Hunting goes on back there, especially during turkey season, so we recommend wearing bright colors while visiting. The hunters we met were all very nice and even gave us some info on where to look for remnants. Nature photography is another common activity in the wildlife area. Fallsville also has a ghost story about a Native American girl who knocks on doors around town on Christmas Eve. She’s said to be trying to tell local residents the location of a gold treasure buried nearby.

McCoppin Mill – Mill Foundation

McCoppin Mill, OH – (1830 – 1979 mill town abandoned over time)

Classification: small town

Location: Marshall Township, Highland County – On McCoppin Mill Rd near the southeast side of Rocky Fork Lake

David Reece first settled there in 1829 and built a saw mill and grist mill on Rocky Fork Creek. The mill production started in 1831 and changed ownership several times over the next 150 years. In 1848 it was bought by Henry Stacy Foraker who had married David Reece’s daughter. Their son Joseph Benson Foraker (1846 – 1917) ended up being a U.S. senator and a two-time governor of Ohio. In 1895 the mill owners were C.M. Overman and Thomas Costello. Costello bought out Overman’s share and changed the mills name to Lodores, due to the fact that the poem “Cataract of Lodores” was posted at the mill.

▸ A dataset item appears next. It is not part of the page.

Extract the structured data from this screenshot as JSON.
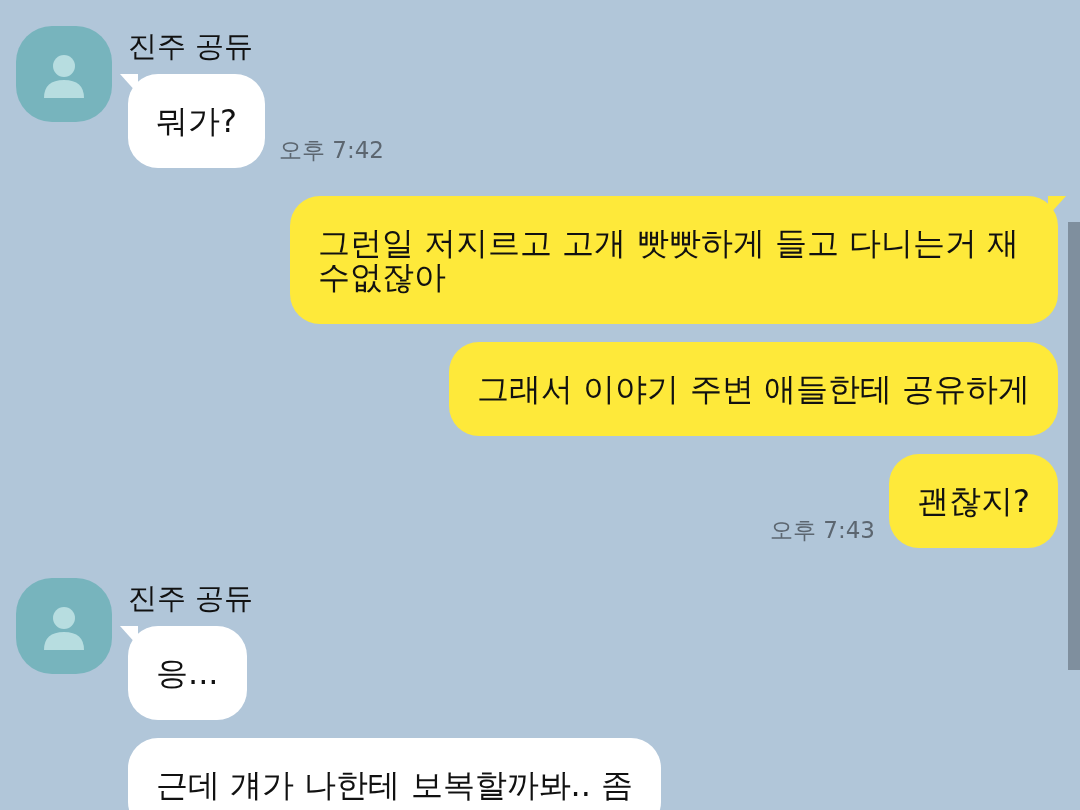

Lodores had a post office from 1898 – 1903. Thomas Costello died in 1906 in a machine accident at the mill. His body was found in Rocky Fork Creek. John Allen McCoppin (1847 – 1931) bought the mill later that same year and remodeled it. The mill opened back up in 1909 and changed ownership a few more times. Lynn A. Sydenstricker and his son John were the last operators. They stopped production in 1979.

The mill was bought by Jack Hope in 1980, the same year he bought Barretts Mill. McCoppin Mill currently sits of private property but can be seen from the bridge on McCoppin Mill Rd. The town’s abandoned one-room schoolhouse is next to McCoppin Mill Rd south of the mill.

Thanks to Rhonda L. Henson for providing the lead on McCoppin Mill!

1888 Highland County Map

Highland County, Ohio Ghost Towns Research Resources

1871 – Highland County atlas

1887 – Highland County atlas

1916 – Highland County atlas

1878 – The History of the County of Highland

1890 – A History of the Early Settlement of Highland County, Ohio

1902 – The County of Highland

book cover abandoned ohio

Featuring 3 towns with 7 pictures from Highland County, along with historical research about the locations, Abandoned Ohio was released by Fonthill Media and Arcadia Publishing on October 1st, 2018. It’s packed with history, ideas for road trips, and also makes an awesome birthday or holiday gift!

Ordering Links

Arcadia Publishing –
Amazon –
Barnes & Noble –
Walmart –